Native plants at a nursery were exposed to overexposure to light. That’s the finding of a study published online today by the journal Environmental Science & Technology Letters.
Researchers from the University of Washington concluded that light from indoor plant lights traps more heat and inhibits photosynthesis at a time when plants need all the help they can get.
The researchers exposed three species of garden plants — American Louisana Thistle, rhododendron, and peony — to lights designed to mimic outdoor light. Under direct outdoor lighting, the plants foraged their normal range of minerals; indoors, with similar light, their food supply was decreased.
Plants grown in these plant lights had 20 percent less chlorophyll and 16 percent less photosynthesis. The plants grew three days faster in bare-roofed growing conditions, suggesting there’s something about outside lighting that favors photosynthesis.
In other words, those LED lights that you grow your plants in could be harming them.
Optimizing indoor plants under specific lighting conditions is vital, as light levels vary throughout the year and humidity can be high indoors. Designing appropriate lighting can allow you to develop the plants you want, but it also can make for more interesting plant life in the house.

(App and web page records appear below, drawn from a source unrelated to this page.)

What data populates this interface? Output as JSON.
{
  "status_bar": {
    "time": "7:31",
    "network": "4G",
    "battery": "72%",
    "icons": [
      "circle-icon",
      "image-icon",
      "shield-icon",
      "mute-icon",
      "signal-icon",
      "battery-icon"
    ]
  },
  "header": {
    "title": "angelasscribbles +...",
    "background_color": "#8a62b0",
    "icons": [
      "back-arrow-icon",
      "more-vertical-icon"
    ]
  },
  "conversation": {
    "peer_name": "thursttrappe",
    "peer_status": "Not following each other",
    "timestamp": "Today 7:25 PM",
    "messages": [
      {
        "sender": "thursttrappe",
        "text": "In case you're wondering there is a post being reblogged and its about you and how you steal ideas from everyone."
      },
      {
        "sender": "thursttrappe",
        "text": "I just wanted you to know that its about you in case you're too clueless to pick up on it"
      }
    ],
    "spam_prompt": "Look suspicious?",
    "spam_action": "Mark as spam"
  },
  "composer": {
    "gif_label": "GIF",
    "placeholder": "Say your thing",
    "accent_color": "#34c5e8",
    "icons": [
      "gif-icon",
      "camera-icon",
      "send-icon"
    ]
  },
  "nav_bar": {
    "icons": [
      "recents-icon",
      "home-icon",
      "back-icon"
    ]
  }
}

Your indoor plants could be living up to their potential and developing healthy and thriving habits—but only if you light them correctly.
Are you growing plants in your home? What are some things you can do to make sure your indoor plants are healthy and thriving?